There are five major trends likely to shape the industry over the next ten years, according to Stephen Pratt. A surge in online retailing leads the way, followed by shifts in consumer preferences, the decrease of margins, the rise of digitalisation, and the push to create greater customer value and better service by integrating technology into packaging.
Pratt says Kurz’s findings reveal that online retailing is strongly influencing brand and packaging development – back in 2014, the number of online shoppers worldwide was 1.32 billion, which has almost doubled, at the current rate of 2.14 billion.
“The pandemic has further accelerated this development,” says Pratt. “With Covid-19 still around, I see an ongoing increase in online purchasing.”
He cites data analyst IRI, which says e-commerce spending on consumer goods will account for more than $60 billion by the end of 2021.
“Designers must now design packaging and labels for an online audience,” he says.
Pratt emphasises the need for products to stand out from their competitors from the first glance, revealing that 70 per cent of online consumers shop in “micro-moments” while doing something else.
“Visual appeal attracts buyers and consumer studies show that glossy and tactile effects achieved through embossing and hot stamping work exceptionally well. According to market researchers at IPSOS, 72 per cent of American consumers say that product packaging design influences their purchase decision.
“Brand owners deliver briefs to designers based on consumer buying behaviour. The search for that one ‘killer’ design that stands out from the masses and offers opportunities for personalisation will become even more critical in the future.
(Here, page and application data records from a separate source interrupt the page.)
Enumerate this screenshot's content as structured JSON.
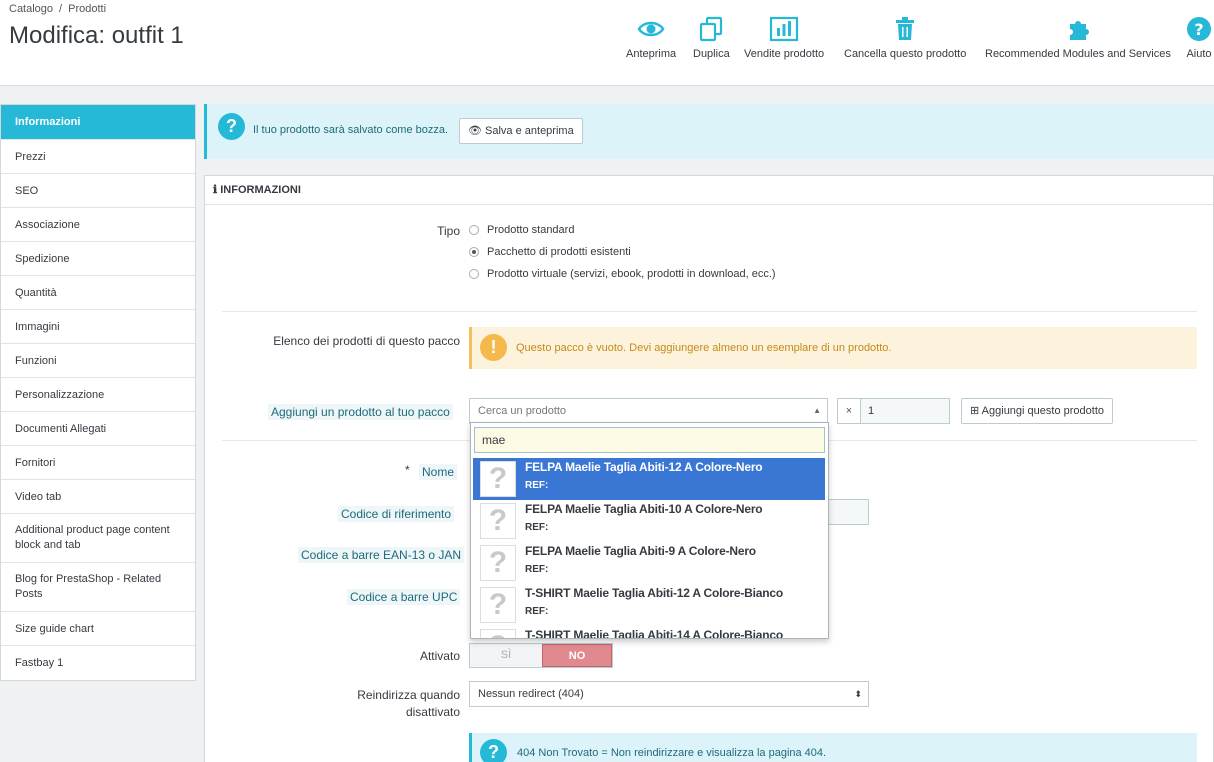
{
  "breadcrumb": {
    "parent": "Catalogo",
    "current": "Prodotti"
  },
  "page_title": "Modifica: outfit 1",
  "toolbar": {
    "preview": "Anteprima",
    "duplicate": "Duplica",
    "sales": "Vendite prodotto",
    "delete": "Cancella questo prodotto",
    "modules": "Recommended Modules and Services",
    "help": "Aiuto"
  },
  "colors": {
    "accent": "#25b9d7",
    "toolbar_icon": "#25b9d7",
    "warning": "#f5b84a",
    "danger": "#e08a8f",
    "highlight": "#3a76d3"
  },
  "sidebar": {
    "items": [
      {
        "label": "Informazioni"
      },
      {
        "label": "Prezzi"
      },
      {
        "label": "SEO"
      },
      {
        "label": "Associazione"
      },
      {
        "label": "Spedizione"
      },
      {
        "label": "Quantità"
      },
      {
        "label": "Immagini"
      },
      {
        "label": "Funzioni"
      },
      {
        "label": "Personalizzazione"
      },
      {
        "label": "Documenti Allegati"
      },
      {
        "label": "Fornitori"
      },
      {
        "label": "Video tab"
      },
      {
        "label": "Additional product page content block and tab"
      },
      {
        "label": "Blog for PrestaShop - Related Posts"
      },
      {
        "label": "Size guide chart"
      },
      {
        "label": "Fastbay 1"
      }
    ]
  },
  "draft_alert": {
    "message": "Il tuo prodotto sarà salvato come bozza.",
    "button": "Salva e anteprima"
  },
  "panel": {
    "heading": "INFORMAZIONI",
    "type_label": "Tipo",
    "type_options": [
      {
        "label": "Prodotto standard",
        "selected": false
      },
      {
        "label": "Pacchetto di prodotti esistenti",
        "selected": true
      },
      {
        "label": "Prodotto virtuale (servizi, ebook, prodotti in download, ecc.)",
        "selected": false
      }
    ],
    "pack_list_label": "Elenco dei prodotti di questo pacco",
    "pack_empty_warning": "Questo pacco è vuoto. Devi aggiungere almeno un esemplare di un prodotto.",
    "add_product_label": "Aggiungi un prodotto al tuo pacco",
    "search_placeholder": "Cerca un prodotto",
    "qty_prefix": "×",
    "qty_value": "1",
    "add_button": "Aggiungi questo prodotto",
    "name_required": "*",
    "name_label": "Nome",
    "reference_label": "Codice di riferimento",
    "ean_label": "Codice a barre EAN-13 o JAN",
    "upc_label": "Codice a barre UPC",
    "active_label": "Attivato",
    "toggle_yes": "SÌ",
    "toggle_no": "NO",
    "redirect_label_1": "Reindirizza quando",
    "redirect_label_2": "disattivato",
    "redirect_value": "Nessun redirect (404)",
    "redirect_info": "404 Non Trovato = Non reindirizzare e visualizza la pagina 404."
  },
  "dropdown": {
    "query": "mae",
    "results": [
      {
        "name": "FELPA Maelie Taglia Abiti-12 A Colore-Nero",
        "ref": "REF:",
        "highlighted": true
      },
      {
        "name": "FELPA Maelie Taglia Abiti-10 A Colore-Nero",
        "ref": "REF:",
        "highlighted": false
      },
      {
        "name": "FELPA Maelie Taglia Abiti-9 A Colore-Nero",
        "ref": "REF:",
        "highlighted": false
      },
      {
        "name": "T-SHIRT Maelie Taglia Abiti-12 A Colore-Bianco",
        "ref": "REF:",
        "highlighted": false
      },
      {
        "name": "T-SHIRT Maelie Taglia Abiti-14 A Colore-Bianco",
        "ref": "",
        "highlighted": false
      }
    ]
  }
}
Continually striving to keep up with the ever-changing market environment, designers must come up with new ideas and be ahead of the competitors,” he says.
Pratt pointed to the development of Kurz’s Light Line hot stamping series as a good example of how fast trends can move.
“We were looking for a technology that delivered unique holographic effects and noticed that the colour shades that were all the rage at the time went out of favour before we could go to market, forcing a change in our plans and launch date,” he explains.
Surveys continuously reveal the impact that sustainability, recycling and transparency in manufacturing and packaging has on purchasing decisions, and according to Pratt, more than half of consumers say they would change their purchasing behaviour to minimise their negative impact on the environment; and about three-quarters of consumers say they are willing to pay more for sustainable packaging.
Pratt says this aspect is a key industry-shaping trend, but also one of its biggest challenges.
“On one hand, the industry wants to minimise the use of plastics, while on the other hand, there is an increased requirement for the development of recycling facilities and recycled materials. As far as embellishing is concerned, it should also be material-saving and wherever possible, not affect the recyclability of the packaging it decorates,” he adds.
Kurz was recently awarded the INGEDE certificate on deinkability, which attests the excellent recyclability of the company’s hot and cold transfer solutions.
This article has been published in the September-October print issue of PKN Packaging News, on page 56.